    That particular loophole, if you will, led to extensive debate here in Sweden a while back, after a couple of public cases were tried and the accused was acquitted of harassment after having secretly videotaped his tenant in her bathroom using a hidden camera. He was on the other hand convicted of violating the privacy of her home by entering without permission in order to install the hidden camera.

    Under this new law he would be convicted of unlawful harassing photography since the law's three requisites would have been fulfilled.

    There are also two excemptions to the law:

    1) regarding law enforcement use of hidden photography; that is you can still be subject to being spied on if you're a reasonable suspect of a crime.

    2) reasonable use. If it can be shown after the fact that the photography was justifiable, for example to gather evidence or for a photo journalist to document something of public interest, the law doesn't apply.

    So, in summary, although fears have been raised by free speech activists and others (me included), the law actually does seem to be well written and sufficiently narrow in scope to not hinder everyday use of photography.

  • Oct 12th, 2011 @ 6:35am

    (untitled comment)

    And it sounds to me like he's trying very hard to follow protocol here but can't even get off the starting blocks. I don't see any revelation of vulnerability details on the twitter feed in question, do you? In fact, isn't the joke really that there are people who doesn't even bother to read what they're commenting on?

  • Oct 12th, 2011 @ 5:04am

    Re: why he didn't use the phone number supplied

    If I'm not mistaken, an 800 number is a toll free number in the United States. Well, have you ever tried calling one from abroad? That's one of the problems here. This guy is (like me) situated in Sweden, which as some of you may know is OUTSIDE the US borders.

    To put it simply: He CAN'T call that number no matter what. It just doesn't work.

    Which brings me to the next reason he's probably reluctant to phone, namely that Sweden is six (or seven, depeding on whether summer time is in effect) hours east of New York, meaning that for him to actually find someone to answer the phone in the other end he's going to have to call late in the afternoon or evening, local time.

    As to the other options, snail mail or fax... well, I shouldn't have to comment on that, should I?

    That said, he could probably have been a bit more creative in trying to find someone not shielded by first line support to talk to, had he tried for example googling for someone on linked in associated with Amex security as someone suggested here.

    But the whole point is, why the h*ll should he have to??

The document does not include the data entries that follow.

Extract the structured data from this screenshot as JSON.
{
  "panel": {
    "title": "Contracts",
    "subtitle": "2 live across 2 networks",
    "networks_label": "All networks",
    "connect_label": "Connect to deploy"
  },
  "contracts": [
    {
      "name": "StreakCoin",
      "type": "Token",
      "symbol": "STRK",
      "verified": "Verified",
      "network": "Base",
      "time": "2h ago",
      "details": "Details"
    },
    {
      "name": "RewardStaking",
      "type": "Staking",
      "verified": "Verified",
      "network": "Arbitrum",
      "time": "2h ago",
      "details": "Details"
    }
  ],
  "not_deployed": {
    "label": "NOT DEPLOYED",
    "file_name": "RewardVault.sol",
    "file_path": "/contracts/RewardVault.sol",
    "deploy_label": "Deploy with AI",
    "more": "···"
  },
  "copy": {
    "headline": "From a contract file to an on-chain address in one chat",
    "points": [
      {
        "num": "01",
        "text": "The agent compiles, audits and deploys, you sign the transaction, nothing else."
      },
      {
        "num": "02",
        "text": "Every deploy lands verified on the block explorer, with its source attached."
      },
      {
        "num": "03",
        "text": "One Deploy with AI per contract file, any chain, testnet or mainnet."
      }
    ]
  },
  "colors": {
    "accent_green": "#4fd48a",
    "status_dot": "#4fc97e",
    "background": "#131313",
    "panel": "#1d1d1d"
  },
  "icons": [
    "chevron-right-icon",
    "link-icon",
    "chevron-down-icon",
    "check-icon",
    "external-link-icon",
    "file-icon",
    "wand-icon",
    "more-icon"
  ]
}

    He found/heard of/(re)searched/stumbled upon/whatever a serious security problem and as a good netizen he wanted to inform the party involved, and was unable to find someone to talk to, in part because he wasn't a customer.

    That's not good security policy no matter how you look at it.